== Segment start ==
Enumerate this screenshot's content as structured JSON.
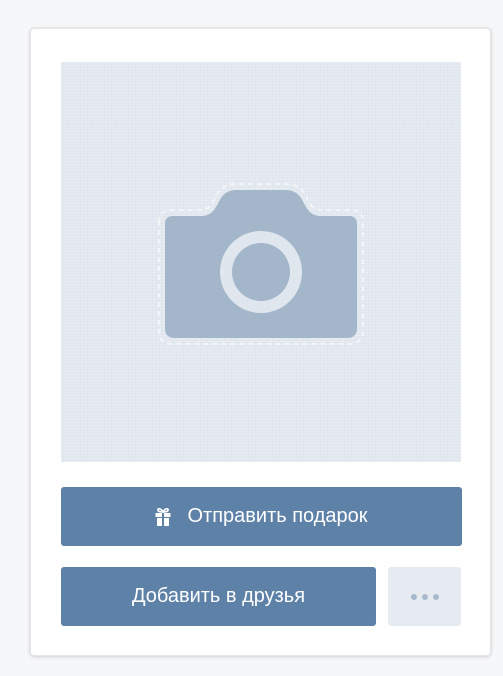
{
  "profile_card": {
    "photo": {
      "icon": "camera-icon",
      "background_color": "#dfe6ee",
      "icon_color": "#a4b6ca"
    },
    "gift_button": {
      "label": "Отправить подарок",
      "icon": "gift-icon"
    },
    "add_friend_button": {
      "label": "Добавить в друзья"
    },
    "more_button": {
      "icon": "more-dots-icon"
    }
  },
  "colors": {
    "primary_button": "#5e81a8",
    "secondary_button": "#e5ebf1",
    "card_background": "#ffffff"
  }
}
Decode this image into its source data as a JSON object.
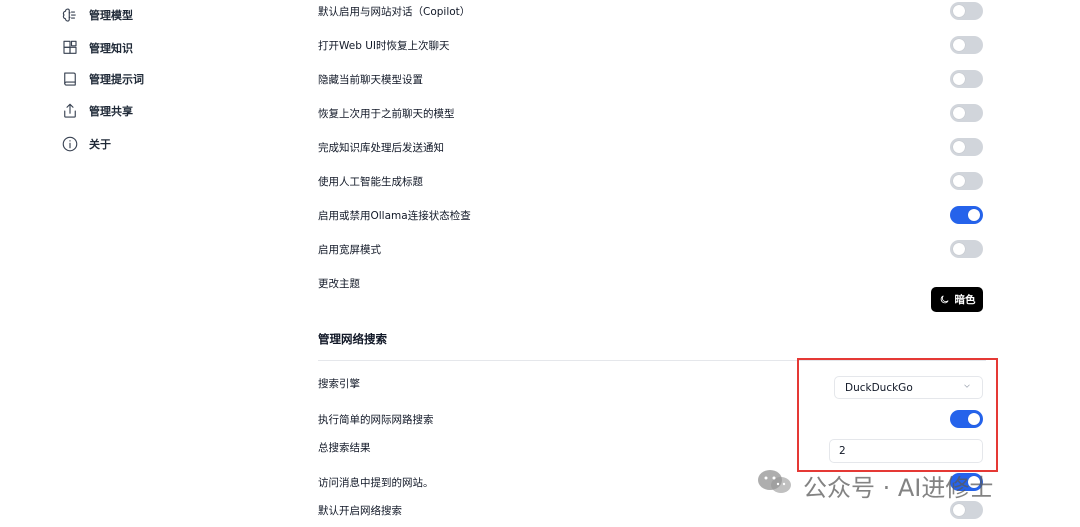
{
  "sidebar": {
    "items": [
      {
        "label": "管理模型",
        "icon": "brain-icon"
      },
      {
        "label": "管理知识",
        "icon": "blocks-icon"
      },
      {
        "label": "管理提示词",
        "icon": "book-icon"
      },
      {
        "label": "管理共享",
        "icon": "share-icon"
      },
      {
        "label": "关于",
        "icon": "info-icon"
      }
    ]
  },
  "settings": {
    "rows": [
      {
        "label": "默认启用与网站对话（Copilot）",
        "enabled": false
      },
      {
        "label": "打开Web UI时恢复上次聊天",
        "enabled": false
      },
      {
        "label": "隐藏当前聊天模型设置",
        "enabled": false
      },
      {
        "label": "恢复上次用于之前聊天的模型",
        "enabled": false
      },
      {
        "label": "完成知识库处理后发送通知",
        "enabled": false
      },
      {
        "label": "使用人工智能生成标题",
        "enabled": false
      },
      {
        "label": "启用或禁用Ollama连接状态检查",
        "enabled": true
      },
      {
        "label": "启用宽屏模式",
        "enabled": false
      }
    ],
    "theme": {
      "label": "更改主题",
      "button_label": "暗色"
    }
  },
  "web_search": {
    "section_title": "管理网络搜索",
    "engine_label": "搜索引擎",
    "engine_value": "DuckDuckGo",
    "simple_search_label": "执行简单的网际网路搜索",
    "simple_search_enabled": true,
    "total_results_label": "总搜索结果",
    "total_results_value": "2",
    "visit_sites_label": "访问消息中提到的网站。",
    "visit_sites_enabled": true,
    "default_web_search_label": "默认开启网络搜索",
    "default_web_search_enabled": false
  },
  "watermark": {
    "text": "公众号 · AI进修士"
  },
  "colors": {
    "accent": "#2563eb",
    "toggle_off": "#d1d5db",
    "highlight": "#e53935"
  }
}
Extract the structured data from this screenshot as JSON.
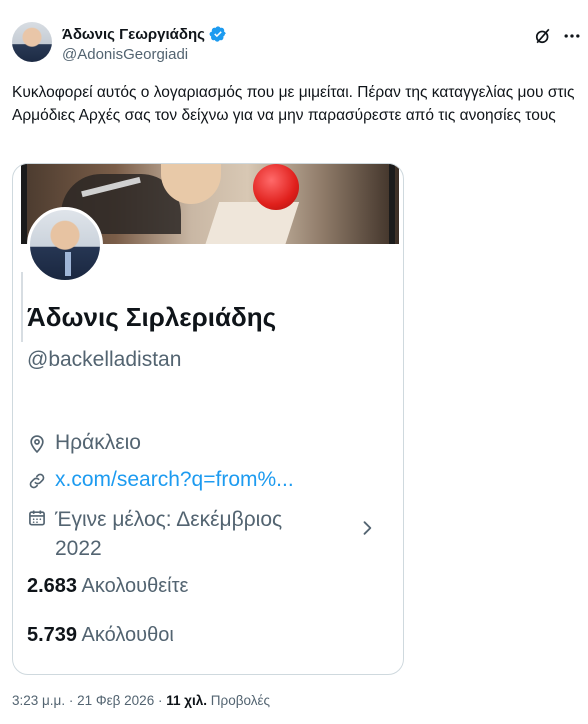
{
  "author": {
    "name": "Άδωνις Γεωργιάδης",
    "handle": "@AdonisGeorgiadi",
    "verified": true
  },
  "icons": {
    "grok": "grok-icon",
    "more": "more-icon",
    "verified": "verified-badge-icon",
    "location": "location-pin-icon",
    "link": "link-icon",
    "calendar": "calendar-icon",
    "chevron": "chevron-right-icon"
  },
  "colors": {
    "text": "#0f1419",
    "secondary": "#536471",
    "link": "#1d9bf0",
    "verified": "#1d9bf0",
    "border": "#cfd9de"
  },
  "tweet": {
    "text": "Κυκλοφορεί αυτός ο λογαριασμός που με μιμείται. Πέραν της καταγγελίας μου στις Αρμόδιες Αρχές σας τον δείχνω για να μην παρασύρεστε από τις ανοησίες τους"
  },
  "embedded_profile": {
    "name": "Άδωνις Σιρλεριάδης",
    "handle": "@backelladistan",
    "location": "Ηράκλειο",
    "link": "x.com/search?q=from%...",
    "joined": "Έγινε μέλος: Δεκέμβριος 2022",
    "following_count": "2.683",
    "following_label": "Ακολουθείτε",
    "followers_count": "5.739",
    "followers_label": "Ακόλουθοι"
  },
  "meta": {
    "time": "3:23 μ.μ.",
    "separator1": " · ",
    "date": "21 Φεβ 2026",
    "separator2": " · ",
    "views_count": "11 χιλ.",
    "views_label": "Προβολές"
  }
}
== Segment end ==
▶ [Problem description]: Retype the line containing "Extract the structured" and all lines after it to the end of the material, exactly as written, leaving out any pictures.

▶ [The answer]:
Extract the structured data from this screenshot as JSON.
{
  "author": {
    "name": "Άδωνις Γεωργιάδης",
    "handle": "@AdonisGeorgiadi",
    "verified": true
  },
  "icons": {
    "grok": "grok-icon",
    "more": "more-icon",
    "verified": "verified-badge-icon",
    "location": "location-pin-icon",
    "link": "link-icon",
    "calendar": "calendar-icon",
    "chevron": "chevron-right-icon"
  },
  "colors": {
    "text": "#0f1419",
    "secondary": "#536471",
    "link": "#1d9bf0",
    "verified": "#1d9bf0",
    "border": "#cfd9de"
  },
  "tweet": {
    "text": "Κυκλοφορεί αυτός ο λογαριασμός που με μιμείται. Πέραν της καταγγελίας μου στις Αρμόδιες Αρχές σας τον δείχνω για να μην παρασύρεστε από τις ανοησίες τους"
  },
  "embedded_profile": {
    "name": "Άδωνις Σιρλεριάδης",
    "handle": "@backelladistan",
    "location": "Ηράκλειο",
    "link": "x.com/search?q=from%...",
    "joined": "Έγινε μέλος: Δεκέμβριος 2022",
    "following_count": "2.683",
    "following_label": "Ακολουθείτε",
    "followers_count": "5.739",
    "followers_label": "Ακόλουθοι"
  },
  "meta": {
    "time": "3:23 μ.μ.",
    "separator1": " · ",
    "date": "21 Φεβ 2026",
    "separator2": " · ",
    "views_count": "11 χιλ.",
    "views_label": "Προβολές"
  }
}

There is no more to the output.